Published: 13 March 2012

Abstract

Background

Multicenter study designs have several advantages, but the possibility of non-random measurement error resulting from procedural differences between the centers is a special concern. While it is possible to address and correct for some measurement error through statistical analysis, proactive data monitoring is essential to ensure high-quality data collection.

Methods

In this article, we describe quality assurance efforts aimed at reducing the effect of measurement error in a recent follow-up of a large cluster-randomized controlled trial through periodic evaluation of intraclass correlation coefficients (ICCs) for continuous measurements. An ICC of 0 indicates the variance in the data is not due to variation between the centers, and thus the data are not clustered by center.

Results

Through our review of early data downloads, we identified several outcomes (including sitting height, waist circumference, and systolic blood pressure) with higher than expected ICC values. Further investigation revealed variations in the procedures used by pediatricians to measure these outcomes. We addressed these procedural inconsistencies through written clarification of the protocol and refresher training workshops with the pediatricians. Further data monitoring at subsequent downloads showed that these efforts had a beneficial effect on data quality (sitting height ICC decreased from 0.92 to 0.03, waist circumference from 0.10 to 0.07, and systolic blood pressure from 0.16 to 0.12).

Conclusions

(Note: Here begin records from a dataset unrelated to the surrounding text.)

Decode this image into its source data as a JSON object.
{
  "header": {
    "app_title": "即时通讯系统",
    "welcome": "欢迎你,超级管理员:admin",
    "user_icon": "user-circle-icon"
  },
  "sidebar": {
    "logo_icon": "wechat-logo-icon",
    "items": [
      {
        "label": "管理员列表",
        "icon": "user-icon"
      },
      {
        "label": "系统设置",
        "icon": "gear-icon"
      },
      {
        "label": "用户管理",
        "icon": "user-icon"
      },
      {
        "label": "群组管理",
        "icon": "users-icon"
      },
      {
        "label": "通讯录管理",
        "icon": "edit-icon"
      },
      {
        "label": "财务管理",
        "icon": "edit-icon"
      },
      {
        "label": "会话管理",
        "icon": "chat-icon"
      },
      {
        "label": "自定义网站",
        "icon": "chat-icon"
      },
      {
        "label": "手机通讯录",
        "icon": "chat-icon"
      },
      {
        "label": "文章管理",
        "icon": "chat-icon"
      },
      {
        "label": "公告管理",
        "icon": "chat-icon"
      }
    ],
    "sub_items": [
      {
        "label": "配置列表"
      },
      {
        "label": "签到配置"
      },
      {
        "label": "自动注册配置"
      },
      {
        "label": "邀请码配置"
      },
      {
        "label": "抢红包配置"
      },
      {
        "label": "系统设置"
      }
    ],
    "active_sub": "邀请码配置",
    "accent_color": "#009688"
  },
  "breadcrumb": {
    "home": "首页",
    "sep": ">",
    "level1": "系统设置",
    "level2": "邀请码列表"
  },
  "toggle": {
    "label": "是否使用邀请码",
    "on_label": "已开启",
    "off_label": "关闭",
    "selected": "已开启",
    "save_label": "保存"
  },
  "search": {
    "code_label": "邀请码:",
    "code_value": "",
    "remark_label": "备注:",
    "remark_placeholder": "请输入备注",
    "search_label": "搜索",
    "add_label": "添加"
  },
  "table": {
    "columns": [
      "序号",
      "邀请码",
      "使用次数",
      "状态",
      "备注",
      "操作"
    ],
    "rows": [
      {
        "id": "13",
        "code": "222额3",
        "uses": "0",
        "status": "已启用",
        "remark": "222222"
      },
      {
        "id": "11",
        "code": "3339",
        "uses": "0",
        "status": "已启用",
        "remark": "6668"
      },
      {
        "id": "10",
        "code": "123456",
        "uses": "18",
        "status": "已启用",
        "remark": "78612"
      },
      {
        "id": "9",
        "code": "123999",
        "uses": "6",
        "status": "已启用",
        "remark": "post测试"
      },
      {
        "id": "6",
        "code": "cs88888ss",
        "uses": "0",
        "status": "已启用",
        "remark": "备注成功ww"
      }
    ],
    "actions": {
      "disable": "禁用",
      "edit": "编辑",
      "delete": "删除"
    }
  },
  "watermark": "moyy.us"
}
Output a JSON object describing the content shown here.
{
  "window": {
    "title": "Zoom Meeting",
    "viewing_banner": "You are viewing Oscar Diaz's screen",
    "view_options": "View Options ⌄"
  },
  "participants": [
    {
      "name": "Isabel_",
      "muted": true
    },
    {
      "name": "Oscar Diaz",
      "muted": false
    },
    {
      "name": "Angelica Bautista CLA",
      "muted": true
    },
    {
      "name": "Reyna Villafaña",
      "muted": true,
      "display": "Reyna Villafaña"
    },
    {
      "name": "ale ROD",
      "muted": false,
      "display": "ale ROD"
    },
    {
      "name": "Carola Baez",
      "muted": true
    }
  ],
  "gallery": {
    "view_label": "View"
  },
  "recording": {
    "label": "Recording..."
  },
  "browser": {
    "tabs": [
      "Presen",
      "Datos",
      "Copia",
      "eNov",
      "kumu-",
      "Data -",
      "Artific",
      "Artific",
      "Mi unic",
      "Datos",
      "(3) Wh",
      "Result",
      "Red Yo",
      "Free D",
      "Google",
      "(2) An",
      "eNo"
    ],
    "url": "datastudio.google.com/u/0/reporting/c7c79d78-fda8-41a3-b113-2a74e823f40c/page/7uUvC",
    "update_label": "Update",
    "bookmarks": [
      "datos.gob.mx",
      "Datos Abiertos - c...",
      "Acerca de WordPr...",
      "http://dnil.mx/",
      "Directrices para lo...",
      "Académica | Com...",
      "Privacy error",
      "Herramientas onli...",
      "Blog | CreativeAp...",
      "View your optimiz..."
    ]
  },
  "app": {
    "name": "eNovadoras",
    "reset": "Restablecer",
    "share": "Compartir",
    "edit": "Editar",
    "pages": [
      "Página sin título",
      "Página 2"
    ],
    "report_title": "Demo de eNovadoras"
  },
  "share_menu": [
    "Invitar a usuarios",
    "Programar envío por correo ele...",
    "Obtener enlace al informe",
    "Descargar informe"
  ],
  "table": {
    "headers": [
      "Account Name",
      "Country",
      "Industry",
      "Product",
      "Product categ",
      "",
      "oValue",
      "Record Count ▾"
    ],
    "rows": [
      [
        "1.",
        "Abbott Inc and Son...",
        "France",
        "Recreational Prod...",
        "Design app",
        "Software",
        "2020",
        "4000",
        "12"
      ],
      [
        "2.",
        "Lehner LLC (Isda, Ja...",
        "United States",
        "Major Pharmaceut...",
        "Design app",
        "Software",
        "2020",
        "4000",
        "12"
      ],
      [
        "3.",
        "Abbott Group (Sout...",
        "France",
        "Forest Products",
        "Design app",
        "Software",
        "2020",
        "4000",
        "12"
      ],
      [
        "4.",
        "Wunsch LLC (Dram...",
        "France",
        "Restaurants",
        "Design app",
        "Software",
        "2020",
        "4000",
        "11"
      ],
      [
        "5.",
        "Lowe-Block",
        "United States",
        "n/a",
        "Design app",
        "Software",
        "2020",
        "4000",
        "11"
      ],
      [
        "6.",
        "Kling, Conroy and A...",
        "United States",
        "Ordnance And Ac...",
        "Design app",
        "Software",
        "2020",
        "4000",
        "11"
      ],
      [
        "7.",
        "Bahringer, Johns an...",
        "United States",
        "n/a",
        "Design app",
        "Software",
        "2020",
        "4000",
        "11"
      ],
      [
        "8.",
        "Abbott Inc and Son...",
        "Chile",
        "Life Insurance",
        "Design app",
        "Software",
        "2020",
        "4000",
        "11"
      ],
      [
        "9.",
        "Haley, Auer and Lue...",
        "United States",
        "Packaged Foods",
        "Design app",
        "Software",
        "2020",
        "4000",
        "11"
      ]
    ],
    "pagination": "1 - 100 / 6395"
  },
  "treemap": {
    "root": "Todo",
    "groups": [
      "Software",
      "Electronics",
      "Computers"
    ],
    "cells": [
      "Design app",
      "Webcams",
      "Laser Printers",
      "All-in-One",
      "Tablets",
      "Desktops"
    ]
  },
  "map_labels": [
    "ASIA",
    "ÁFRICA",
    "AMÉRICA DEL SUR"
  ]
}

We describe a simple but formal mechanism for identifying ongoing problems during data collection. The calculation of the ICC can easily be programmed and the mechanism has wide applicability, not just to cluster randomized controlled trials but to any study with multiple centers or with multiple observers.